Nobody’s fooled. There’s plenty of capital involved: about $150 million to build the whole thing over the course of the next decade. And when you consider the larger impact this development is likely to have on the city, its lower-case moniker seems appropriate. In the future, lower Bayside will be known as “midtown” in the same sense we’ve long called the area above it “downtown.”
Like downtown, midtown will be defined by tall buildings and dense with restaurants, shops, offices and apartments. Once completed, the project’s four towers will be home to upwards of 2,000 new residents, roughly doubling the neighborhood’s population. In addition to the 100,000 square feet of new retail space at the base of the towers, more commercial and residential development is sure to follow on surrounding blocks, many of which are under-developed remnants of Bayside’s industrial past.
The news that Portland is pregnant with a second downtown should be cause for celebration, but as with most pregnancies it’s also causing a lot of anxiety. A vocal minority of city dwellers, spurred by an ad hoc opposition group calling itself Keep Portland Livable, wants to abort midtown before it’s born.

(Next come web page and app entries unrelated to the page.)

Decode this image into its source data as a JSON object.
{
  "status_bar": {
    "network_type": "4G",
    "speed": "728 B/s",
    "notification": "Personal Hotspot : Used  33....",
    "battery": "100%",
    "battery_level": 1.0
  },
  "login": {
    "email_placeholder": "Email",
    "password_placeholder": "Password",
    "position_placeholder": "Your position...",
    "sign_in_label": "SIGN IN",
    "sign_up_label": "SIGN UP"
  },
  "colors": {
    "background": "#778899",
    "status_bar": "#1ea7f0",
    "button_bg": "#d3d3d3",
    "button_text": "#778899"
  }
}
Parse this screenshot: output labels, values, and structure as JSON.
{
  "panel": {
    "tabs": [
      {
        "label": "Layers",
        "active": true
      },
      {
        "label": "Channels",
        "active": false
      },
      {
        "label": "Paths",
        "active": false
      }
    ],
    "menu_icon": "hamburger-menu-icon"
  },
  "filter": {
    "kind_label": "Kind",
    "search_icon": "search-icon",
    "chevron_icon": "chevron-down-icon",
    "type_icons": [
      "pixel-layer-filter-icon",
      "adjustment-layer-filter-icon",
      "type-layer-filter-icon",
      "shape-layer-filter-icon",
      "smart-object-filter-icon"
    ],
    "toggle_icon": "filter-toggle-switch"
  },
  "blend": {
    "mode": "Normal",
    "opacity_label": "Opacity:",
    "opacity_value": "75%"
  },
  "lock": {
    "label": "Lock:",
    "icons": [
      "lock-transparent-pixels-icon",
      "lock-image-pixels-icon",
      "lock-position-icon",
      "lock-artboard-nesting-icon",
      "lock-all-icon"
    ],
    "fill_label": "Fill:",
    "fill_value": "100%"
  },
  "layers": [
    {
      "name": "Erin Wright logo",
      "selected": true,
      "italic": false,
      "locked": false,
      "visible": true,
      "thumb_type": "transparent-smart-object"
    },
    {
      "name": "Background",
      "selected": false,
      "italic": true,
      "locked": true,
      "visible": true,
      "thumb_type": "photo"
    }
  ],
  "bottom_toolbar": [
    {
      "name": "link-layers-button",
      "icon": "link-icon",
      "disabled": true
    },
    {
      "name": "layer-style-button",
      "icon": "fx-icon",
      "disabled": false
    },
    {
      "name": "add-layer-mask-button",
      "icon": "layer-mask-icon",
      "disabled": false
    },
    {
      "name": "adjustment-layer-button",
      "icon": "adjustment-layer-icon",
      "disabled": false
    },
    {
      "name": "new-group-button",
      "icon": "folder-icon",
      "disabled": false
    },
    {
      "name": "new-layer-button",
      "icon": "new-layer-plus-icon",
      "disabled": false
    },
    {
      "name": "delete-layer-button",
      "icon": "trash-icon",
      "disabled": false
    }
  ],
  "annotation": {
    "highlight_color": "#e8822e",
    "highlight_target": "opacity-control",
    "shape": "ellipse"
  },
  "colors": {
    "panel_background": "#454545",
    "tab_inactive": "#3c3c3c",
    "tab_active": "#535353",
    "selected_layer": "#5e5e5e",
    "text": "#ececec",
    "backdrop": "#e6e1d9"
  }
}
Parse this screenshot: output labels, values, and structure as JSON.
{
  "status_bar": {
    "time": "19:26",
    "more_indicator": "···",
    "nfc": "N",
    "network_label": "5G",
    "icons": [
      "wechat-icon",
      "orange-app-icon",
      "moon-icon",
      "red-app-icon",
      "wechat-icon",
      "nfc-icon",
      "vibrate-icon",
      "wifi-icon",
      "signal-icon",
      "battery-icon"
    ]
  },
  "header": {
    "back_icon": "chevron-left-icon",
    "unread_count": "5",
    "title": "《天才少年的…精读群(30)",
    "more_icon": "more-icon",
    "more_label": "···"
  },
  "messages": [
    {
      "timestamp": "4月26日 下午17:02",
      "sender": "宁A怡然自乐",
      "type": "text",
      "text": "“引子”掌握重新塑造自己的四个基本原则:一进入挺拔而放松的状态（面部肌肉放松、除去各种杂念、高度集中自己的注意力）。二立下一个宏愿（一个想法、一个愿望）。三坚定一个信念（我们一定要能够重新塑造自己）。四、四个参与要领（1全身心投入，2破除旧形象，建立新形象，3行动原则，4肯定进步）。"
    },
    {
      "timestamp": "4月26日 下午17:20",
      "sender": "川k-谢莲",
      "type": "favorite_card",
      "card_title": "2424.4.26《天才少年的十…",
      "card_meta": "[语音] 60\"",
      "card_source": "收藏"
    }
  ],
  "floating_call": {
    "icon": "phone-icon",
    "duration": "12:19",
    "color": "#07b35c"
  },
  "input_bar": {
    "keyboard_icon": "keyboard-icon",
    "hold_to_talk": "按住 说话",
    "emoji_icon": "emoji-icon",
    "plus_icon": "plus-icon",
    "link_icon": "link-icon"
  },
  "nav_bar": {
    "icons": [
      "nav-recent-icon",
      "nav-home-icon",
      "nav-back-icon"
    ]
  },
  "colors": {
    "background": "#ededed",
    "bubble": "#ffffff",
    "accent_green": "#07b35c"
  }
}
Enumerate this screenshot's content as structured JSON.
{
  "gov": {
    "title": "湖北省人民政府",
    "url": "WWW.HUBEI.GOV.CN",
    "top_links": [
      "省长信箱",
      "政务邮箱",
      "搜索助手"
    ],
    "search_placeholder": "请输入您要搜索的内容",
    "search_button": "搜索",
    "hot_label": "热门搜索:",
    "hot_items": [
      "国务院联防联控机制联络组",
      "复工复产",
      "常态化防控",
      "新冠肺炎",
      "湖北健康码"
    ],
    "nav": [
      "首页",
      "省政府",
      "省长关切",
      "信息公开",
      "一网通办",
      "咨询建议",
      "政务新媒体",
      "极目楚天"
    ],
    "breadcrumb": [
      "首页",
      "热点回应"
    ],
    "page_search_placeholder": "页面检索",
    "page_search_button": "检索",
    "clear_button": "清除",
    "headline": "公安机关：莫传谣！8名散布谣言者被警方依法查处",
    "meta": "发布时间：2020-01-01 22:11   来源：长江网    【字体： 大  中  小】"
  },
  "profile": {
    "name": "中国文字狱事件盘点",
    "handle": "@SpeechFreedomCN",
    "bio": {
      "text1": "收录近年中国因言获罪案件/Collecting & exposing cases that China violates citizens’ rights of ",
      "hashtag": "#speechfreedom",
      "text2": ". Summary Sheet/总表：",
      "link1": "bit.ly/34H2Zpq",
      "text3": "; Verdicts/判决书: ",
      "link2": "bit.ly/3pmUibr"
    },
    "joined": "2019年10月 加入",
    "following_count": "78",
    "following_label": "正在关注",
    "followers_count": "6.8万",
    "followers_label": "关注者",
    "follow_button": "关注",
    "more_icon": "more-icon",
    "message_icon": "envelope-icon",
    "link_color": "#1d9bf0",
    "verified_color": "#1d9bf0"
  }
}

Its main complaint is that this baby’s too big: It’ll cast long shadows; it’ll change the view; it’ll be windy around its corners sometimes. Critics who spoke during the planning board’s marathon public hearing last Tuesday night likened midtown to the Berlin Wall and predicted it will transform Portland into Newark, N.J., a “dehumanizing, brutal place.” A resident of tony Baxter Boulevard warned the board against “destroying the iconic skyline of the city.” A young guy who lives in the Old Port called midtown a “blocky disaster.” Keri Lord, a Parkside resident who served on the task force that created a master plan for Bayside in the late 1990s, declared that midtown “destroys the nature of Portland” and undermines trust in city government (as though, in the wake of the Congress Square Park debacle, any remained).
Though I think Keep Portland Livable’s arguments verge on the ridiculous — most of their gripes could be lodged against any tall structure erected on the earth’s surface — it’s encouraging to see citizens get passionate about even the mundane details of a major construction project. Many who spoke at Tuesday’s hearing had constructive ideas to improve the development, like widening the sidewalk along Somerset Street and making the backside of the buildings, which abut the Bayside Trail, attractive and accessible to passersby.
It’s telling that some of Bayside’s staunchest defenders don’t appreciate midtown’s most strident critics. “I’m a little tired of being talked at by people living in other neighborhoods,” said Steve Hirshon, a longtime Baysider who hosts a weekly morning show on radio station WMPG.
Hirshon and his neighbors have long endured the negative consequences of living in the blighted backside of town among brownfields, dumpy houses and dilapidated industrial structures. The homeless shelters and other social-service providers clustered in the area draw hundreds of desperate people struggling with mental-health and substance-abuse problems to Bayside’s trash-strewn streets. (Earlier this fall, residents of the 16-story Back Bay Tower were alarmed by the growing number of used syringes found littering the property.)
Midtown’s critics decry the fact its developer, the Federated Companies, plans to rent the high-rise apartments at market rates — reportedly in the range of $1,300 to $1,700 per month for studios, one- and two-bedroom units. But Bayside already has two affordable-housing projects, Unity Village and Pearl Place, and one of the largest subsidized-housing complexes in the city, Kennedy Park, is just across Franklin Street, in East Bayside. This is exactly the mix of affordable and market-rate housing the city’s master plan, A New Vision for Bayside, envisioned.
Midtown is hardly a done deal. Federated has only submitted detailed plans for the first phase of the development (one tower and one parking garage), the success of which will determine the fate of the rest of the project, and numerous proposals in recent years for similar projects on the peninsula have died before the first shovel could break ground. But if midtown succeeds, light a cigar and pop the champagne. This big baby promises to make Portland proud.